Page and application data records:
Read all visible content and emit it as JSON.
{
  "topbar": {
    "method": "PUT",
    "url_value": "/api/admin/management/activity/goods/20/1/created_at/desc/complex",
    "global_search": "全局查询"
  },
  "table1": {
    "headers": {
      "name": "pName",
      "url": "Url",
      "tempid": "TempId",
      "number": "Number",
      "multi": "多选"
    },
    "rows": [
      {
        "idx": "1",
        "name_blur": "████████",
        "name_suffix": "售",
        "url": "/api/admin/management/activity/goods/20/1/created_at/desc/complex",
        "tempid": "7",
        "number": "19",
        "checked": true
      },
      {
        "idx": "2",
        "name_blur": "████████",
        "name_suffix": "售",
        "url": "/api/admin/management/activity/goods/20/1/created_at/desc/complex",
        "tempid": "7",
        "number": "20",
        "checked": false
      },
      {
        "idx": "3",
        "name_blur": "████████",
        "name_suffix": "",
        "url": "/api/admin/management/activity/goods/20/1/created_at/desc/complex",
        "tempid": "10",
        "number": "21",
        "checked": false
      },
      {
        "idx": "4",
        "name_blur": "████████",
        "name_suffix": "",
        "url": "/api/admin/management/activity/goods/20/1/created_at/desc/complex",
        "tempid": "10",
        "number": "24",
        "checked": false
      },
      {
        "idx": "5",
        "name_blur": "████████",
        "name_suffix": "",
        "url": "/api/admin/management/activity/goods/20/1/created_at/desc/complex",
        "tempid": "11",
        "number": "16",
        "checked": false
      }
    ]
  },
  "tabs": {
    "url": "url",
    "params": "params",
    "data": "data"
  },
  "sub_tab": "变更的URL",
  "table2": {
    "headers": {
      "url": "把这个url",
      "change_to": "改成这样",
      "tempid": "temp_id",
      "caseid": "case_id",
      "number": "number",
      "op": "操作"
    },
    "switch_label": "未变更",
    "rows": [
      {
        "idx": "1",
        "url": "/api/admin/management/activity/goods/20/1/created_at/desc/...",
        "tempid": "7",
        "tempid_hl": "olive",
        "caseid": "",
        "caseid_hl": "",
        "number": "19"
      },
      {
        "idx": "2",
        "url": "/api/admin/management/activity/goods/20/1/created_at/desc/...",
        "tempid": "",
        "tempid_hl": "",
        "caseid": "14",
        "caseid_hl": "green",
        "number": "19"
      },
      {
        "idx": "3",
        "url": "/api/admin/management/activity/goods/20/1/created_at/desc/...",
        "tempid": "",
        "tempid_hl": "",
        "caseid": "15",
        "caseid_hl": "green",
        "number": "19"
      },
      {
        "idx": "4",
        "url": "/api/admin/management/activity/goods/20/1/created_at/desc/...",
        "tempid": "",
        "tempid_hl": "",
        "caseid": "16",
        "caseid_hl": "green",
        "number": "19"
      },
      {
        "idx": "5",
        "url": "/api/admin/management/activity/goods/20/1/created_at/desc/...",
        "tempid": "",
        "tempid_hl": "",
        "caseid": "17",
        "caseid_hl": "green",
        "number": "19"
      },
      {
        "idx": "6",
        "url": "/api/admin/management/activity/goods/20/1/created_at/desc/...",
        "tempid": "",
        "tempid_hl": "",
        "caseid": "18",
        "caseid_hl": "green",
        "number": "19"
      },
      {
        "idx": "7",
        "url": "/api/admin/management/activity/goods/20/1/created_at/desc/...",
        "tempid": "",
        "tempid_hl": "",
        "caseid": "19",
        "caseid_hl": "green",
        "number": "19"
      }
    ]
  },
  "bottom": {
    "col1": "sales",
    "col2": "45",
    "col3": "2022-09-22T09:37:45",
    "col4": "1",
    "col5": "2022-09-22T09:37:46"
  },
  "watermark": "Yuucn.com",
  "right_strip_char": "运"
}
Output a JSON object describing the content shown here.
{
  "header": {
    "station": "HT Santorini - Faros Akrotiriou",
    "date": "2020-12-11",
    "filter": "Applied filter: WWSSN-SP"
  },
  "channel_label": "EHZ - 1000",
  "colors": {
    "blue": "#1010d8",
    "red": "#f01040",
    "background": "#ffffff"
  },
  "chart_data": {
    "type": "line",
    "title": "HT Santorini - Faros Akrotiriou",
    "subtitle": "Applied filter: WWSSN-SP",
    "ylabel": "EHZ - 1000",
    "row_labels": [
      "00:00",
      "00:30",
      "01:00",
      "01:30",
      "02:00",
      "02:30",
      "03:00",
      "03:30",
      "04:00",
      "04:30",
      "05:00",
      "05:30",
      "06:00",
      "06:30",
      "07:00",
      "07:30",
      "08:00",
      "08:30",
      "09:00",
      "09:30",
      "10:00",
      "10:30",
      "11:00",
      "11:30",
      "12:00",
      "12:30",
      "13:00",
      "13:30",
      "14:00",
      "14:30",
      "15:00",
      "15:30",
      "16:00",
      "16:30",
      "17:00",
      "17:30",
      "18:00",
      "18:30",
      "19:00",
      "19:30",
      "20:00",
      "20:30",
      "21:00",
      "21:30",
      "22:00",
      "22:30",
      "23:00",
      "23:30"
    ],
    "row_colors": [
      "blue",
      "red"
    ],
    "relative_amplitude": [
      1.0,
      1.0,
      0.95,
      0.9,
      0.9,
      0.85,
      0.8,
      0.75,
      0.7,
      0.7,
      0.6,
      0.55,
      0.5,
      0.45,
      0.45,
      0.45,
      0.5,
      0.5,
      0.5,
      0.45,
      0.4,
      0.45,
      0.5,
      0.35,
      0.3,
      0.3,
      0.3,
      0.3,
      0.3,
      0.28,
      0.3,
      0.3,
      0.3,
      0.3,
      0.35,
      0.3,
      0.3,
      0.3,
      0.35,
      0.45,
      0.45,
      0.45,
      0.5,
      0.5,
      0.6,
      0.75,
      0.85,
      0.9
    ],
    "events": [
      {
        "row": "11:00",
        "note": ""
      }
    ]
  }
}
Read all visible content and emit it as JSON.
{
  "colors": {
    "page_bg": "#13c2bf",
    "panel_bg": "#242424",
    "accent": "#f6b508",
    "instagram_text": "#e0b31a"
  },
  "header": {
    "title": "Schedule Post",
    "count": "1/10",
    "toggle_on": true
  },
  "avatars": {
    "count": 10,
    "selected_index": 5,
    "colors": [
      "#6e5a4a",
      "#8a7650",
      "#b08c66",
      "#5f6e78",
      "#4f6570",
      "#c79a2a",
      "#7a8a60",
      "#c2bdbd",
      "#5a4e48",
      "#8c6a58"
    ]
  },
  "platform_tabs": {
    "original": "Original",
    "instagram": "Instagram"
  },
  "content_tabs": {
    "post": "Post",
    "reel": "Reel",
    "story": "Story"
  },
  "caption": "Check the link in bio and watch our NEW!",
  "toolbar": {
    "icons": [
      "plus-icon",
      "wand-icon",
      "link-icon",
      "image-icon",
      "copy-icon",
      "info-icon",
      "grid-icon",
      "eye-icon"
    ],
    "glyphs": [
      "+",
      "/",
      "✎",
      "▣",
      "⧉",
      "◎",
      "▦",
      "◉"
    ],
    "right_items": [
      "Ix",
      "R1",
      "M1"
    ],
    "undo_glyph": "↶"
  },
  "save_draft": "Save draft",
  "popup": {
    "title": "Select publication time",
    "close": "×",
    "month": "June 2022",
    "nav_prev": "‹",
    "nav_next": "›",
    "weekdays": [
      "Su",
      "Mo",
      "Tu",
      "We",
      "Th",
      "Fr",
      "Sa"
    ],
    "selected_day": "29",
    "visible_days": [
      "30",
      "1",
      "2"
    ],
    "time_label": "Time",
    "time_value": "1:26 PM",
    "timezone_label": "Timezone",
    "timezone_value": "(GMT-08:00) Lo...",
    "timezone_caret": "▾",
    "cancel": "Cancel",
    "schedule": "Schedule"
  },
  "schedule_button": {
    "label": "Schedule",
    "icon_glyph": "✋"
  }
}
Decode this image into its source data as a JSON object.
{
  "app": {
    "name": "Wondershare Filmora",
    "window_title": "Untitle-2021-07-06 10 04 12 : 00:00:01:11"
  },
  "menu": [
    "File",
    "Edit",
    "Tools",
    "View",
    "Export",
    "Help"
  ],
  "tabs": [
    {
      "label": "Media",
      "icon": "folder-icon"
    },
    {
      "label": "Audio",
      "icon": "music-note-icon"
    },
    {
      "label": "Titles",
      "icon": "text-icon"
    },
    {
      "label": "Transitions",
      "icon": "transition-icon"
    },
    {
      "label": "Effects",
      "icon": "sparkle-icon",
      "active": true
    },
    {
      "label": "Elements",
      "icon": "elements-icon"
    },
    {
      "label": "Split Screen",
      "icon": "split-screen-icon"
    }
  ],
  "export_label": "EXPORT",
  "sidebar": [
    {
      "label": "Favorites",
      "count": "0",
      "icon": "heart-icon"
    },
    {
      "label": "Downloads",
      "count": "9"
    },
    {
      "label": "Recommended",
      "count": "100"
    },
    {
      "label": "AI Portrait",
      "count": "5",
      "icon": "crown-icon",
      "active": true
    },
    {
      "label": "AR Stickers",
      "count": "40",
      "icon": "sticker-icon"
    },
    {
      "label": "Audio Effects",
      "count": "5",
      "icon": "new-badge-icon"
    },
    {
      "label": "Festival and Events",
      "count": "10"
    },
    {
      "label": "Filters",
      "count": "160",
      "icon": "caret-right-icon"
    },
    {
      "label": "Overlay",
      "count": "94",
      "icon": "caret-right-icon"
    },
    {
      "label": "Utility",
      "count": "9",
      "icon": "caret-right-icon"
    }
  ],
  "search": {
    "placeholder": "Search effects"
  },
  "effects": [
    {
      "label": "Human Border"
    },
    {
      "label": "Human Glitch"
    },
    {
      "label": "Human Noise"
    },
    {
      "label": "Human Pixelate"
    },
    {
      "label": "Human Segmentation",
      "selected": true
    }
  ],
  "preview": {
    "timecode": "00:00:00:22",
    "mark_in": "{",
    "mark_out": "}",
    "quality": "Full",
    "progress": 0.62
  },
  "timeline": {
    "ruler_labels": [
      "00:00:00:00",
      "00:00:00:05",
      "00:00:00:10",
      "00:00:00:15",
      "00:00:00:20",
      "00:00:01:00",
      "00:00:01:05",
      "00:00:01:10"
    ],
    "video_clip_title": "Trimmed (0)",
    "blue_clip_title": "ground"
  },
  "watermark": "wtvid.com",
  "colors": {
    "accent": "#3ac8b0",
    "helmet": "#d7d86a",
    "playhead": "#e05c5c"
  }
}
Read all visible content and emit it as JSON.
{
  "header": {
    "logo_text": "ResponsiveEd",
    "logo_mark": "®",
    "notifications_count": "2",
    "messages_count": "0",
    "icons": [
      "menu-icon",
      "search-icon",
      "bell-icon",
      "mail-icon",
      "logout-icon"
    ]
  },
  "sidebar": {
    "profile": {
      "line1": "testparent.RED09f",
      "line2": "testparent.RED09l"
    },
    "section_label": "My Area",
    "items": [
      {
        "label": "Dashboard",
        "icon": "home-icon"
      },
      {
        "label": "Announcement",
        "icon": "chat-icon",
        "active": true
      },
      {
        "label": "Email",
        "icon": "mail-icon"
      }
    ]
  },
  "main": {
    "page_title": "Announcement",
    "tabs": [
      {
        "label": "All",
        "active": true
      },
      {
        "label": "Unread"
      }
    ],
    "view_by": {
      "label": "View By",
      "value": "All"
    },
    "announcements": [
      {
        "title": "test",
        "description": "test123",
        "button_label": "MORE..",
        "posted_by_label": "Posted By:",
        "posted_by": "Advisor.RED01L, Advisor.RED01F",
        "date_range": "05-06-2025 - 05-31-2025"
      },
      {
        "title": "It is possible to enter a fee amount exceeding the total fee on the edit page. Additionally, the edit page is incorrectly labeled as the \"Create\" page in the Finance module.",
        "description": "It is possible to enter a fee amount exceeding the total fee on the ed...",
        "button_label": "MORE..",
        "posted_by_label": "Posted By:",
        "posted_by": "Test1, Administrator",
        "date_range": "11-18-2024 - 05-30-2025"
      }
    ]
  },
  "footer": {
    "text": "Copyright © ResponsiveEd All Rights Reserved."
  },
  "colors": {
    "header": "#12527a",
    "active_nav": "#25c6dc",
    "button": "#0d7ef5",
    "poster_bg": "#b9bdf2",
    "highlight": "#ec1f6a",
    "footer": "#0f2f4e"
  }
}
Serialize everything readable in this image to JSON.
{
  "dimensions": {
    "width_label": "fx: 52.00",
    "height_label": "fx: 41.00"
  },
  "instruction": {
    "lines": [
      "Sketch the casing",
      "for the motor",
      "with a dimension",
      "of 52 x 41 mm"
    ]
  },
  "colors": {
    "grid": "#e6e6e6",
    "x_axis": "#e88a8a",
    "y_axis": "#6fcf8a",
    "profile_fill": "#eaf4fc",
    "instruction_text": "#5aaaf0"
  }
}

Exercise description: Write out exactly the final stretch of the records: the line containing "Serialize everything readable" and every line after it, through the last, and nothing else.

Response area:
Serialize everything readable in this image to JSON.
{
  "dimensions": {
    "width_label": "fx: 52.00",
    "height_label": "fx: 41.00"
  },
  "instruction": {
    "lines": [
      "Sketch the casing",
      "for the motor",
      "with a dimension",
      "of 52 x 41 mm"
    ]
  },
  "colors": {
    "grid": "#e6e6e6",
    "x_axis": "#e88a8a",
    "y_axis": "#6fcf8a",
    "profile_fill": "#eaf4fc",
    "instruction_text": "#5aaaf0"
  }
}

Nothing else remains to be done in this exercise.